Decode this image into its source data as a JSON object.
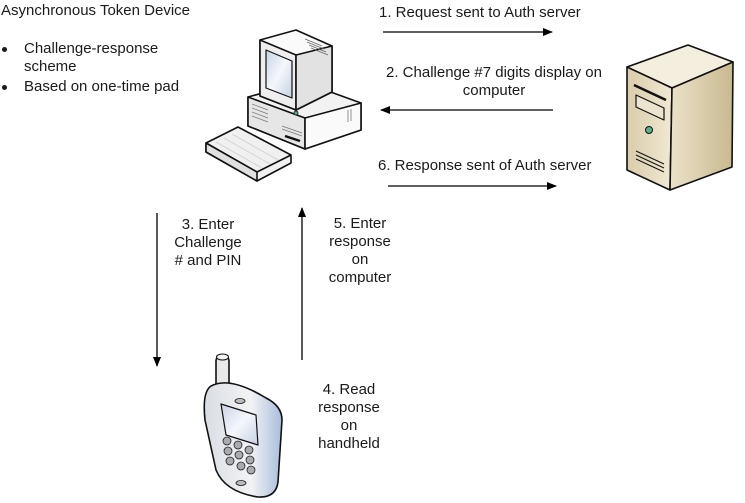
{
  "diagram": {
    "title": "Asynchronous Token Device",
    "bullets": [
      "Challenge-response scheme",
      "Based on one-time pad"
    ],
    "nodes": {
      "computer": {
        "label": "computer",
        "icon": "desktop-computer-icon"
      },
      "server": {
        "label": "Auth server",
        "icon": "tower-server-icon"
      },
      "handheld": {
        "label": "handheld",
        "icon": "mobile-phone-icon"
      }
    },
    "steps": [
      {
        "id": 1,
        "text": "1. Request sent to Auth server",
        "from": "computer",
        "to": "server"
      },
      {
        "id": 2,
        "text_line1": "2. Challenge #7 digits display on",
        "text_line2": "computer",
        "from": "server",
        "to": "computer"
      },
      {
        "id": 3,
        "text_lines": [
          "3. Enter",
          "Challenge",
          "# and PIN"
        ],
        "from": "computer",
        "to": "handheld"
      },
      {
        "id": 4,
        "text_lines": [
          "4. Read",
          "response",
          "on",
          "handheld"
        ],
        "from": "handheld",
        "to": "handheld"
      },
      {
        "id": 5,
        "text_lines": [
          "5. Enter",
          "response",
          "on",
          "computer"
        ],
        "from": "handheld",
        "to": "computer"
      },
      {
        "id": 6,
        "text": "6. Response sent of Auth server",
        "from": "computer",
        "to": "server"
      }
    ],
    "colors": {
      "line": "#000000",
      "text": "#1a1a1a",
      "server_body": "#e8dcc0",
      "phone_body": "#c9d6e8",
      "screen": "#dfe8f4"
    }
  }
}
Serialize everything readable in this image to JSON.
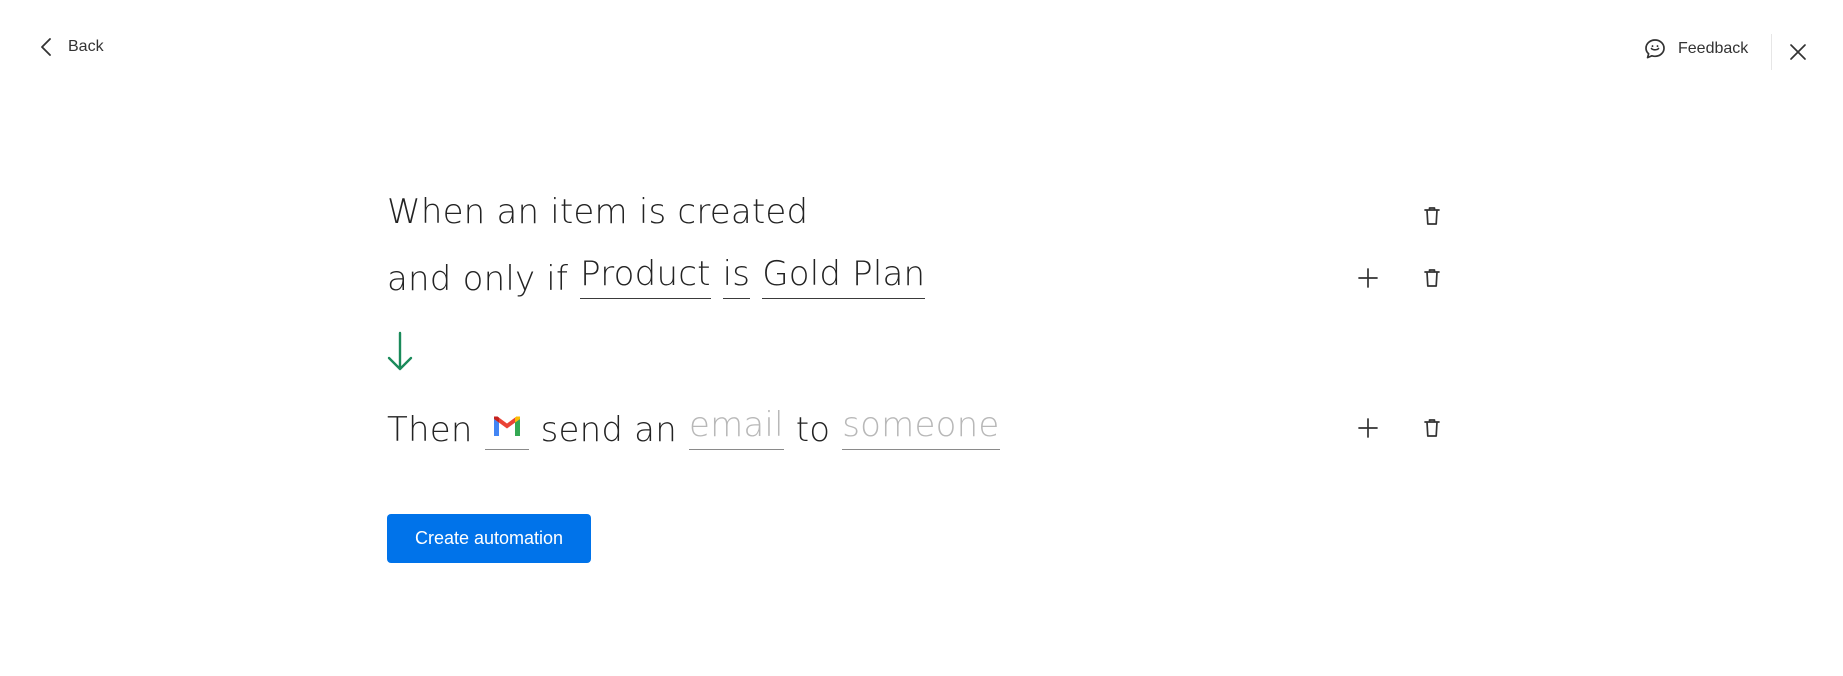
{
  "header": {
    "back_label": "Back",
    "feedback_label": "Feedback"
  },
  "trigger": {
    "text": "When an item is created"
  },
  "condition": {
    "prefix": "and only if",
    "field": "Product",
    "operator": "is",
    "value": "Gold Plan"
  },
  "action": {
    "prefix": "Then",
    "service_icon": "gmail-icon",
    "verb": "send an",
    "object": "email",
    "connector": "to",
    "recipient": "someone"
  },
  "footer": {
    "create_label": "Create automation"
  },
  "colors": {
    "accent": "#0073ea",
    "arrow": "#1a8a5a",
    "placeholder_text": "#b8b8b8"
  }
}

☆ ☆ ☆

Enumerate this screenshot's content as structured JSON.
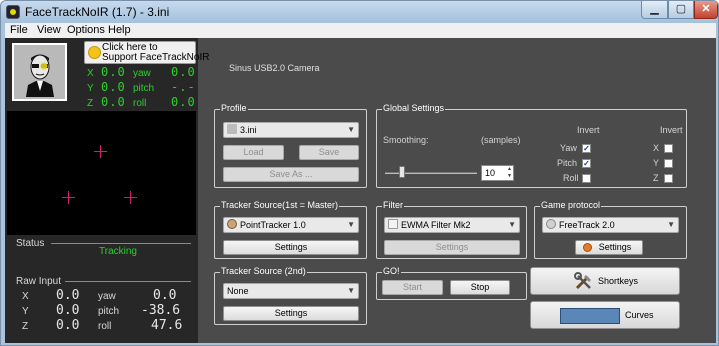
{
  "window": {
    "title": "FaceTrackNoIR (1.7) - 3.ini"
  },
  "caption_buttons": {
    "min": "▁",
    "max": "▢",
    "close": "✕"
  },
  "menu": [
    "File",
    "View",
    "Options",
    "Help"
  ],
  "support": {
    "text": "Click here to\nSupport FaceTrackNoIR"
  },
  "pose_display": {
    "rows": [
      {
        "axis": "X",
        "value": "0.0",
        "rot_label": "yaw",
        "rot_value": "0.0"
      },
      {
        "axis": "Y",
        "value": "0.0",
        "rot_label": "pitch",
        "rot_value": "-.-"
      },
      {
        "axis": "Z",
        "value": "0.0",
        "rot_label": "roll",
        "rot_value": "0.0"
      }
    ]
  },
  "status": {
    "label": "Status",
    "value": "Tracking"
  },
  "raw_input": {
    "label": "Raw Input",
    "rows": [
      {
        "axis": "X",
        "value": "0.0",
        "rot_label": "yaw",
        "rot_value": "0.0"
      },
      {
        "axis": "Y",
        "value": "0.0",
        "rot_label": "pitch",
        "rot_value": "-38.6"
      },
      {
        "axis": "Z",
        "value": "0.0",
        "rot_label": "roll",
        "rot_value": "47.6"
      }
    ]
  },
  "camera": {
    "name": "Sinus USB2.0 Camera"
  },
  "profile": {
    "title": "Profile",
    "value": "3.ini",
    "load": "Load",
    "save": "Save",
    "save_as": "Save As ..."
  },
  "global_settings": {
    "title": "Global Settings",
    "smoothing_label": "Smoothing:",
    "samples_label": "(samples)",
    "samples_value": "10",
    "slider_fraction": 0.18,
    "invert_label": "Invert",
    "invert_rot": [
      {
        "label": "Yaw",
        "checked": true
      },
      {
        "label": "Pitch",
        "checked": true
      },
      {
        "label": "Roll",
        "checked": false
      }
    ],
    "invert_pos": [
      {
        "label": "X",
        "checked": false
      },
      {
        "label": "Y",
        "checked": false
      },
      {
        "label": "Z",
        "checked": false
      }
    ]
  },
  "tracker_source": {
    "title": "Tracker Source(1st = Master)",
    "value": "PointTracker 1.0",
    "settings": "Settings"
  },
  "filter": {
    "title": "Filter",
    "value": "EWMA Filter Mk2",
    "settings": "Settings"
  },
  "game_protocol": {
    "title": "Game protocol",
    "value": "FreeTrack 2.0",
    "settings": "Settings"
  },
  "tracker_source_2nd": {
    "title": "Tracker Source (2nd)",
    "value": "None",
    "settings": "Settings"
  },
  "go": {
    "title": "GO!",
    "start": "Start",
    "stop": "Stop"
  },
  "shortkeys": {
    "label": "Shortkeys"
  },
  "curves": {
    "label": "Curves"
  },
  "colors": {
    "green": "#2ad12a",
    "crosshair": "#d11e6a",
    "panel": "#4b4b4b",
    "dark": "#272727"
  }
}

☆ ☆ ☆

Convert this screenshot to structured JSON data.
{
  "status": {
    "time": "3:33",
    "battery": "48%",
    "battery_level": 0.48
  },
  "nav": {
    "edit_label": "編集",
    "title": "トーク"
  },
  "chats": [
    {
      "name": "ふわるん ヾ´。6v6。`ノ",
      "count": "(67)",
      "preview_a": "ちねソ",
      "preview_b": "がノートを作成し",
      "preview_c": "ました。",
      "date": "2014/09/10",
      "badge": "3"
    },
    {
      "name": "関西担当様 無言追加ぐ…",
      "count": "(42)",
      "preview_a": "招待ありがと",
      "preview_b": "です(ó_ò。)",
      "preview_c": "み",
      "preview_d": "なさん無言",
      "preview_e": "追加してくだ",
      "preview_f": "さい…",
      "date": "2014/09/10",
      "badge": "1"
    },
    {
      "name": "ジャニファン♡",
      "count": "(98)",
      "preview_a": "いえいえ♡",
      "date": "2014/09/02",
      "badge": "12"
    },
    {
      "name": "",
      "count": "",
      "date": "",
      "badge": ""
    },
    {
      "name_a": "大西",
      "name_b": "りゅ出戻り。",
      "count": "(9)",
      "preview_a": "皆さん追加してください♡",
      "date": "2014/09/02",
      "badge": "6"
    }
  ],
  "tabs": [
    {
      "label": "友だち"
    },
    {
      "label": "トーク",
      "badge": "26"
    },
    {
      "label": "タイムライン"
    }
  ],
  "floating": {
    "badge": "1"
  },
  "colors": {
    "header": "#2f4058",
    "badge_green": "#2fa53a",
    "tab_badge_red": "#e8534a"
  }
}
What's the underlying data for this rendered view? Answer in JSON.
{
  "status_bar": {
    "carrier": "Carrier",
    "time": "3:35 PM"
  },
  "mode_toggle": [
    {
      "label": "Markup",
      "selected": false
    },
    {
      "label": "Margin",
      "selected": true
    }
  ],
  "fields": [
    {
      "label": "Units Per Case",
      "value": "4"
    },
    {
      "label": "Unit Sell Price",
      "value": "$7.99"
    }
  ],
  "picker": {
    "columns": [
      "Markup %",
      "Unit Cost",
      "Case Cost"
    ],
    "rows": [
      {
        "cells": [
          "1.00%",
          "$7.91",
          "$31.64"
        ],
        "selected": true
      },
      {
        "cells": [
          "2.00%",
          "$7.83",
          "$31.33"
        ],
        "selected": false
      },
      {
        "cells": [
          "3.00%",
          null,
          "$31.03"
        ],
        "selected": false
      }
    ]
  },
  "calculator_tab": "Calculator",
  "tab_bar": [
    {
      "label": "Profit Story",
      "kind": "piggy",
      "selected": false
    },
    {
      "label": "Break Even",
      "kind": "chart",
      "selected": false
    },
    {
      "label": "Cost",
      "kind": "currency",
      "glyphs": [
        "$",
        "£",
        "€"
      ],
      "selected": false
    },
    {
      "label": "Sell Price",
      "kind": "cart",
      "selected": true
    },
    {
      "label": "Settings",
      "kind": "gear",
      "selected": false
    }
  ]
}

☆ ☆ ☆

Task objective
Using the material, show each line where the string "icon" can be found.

Solution below
        "icon": "desktop-computer-icon"
        "icon": "tower-server-icon"
        "icon": "mobile-phone-icon"
    "service_icon": "gmail-icon",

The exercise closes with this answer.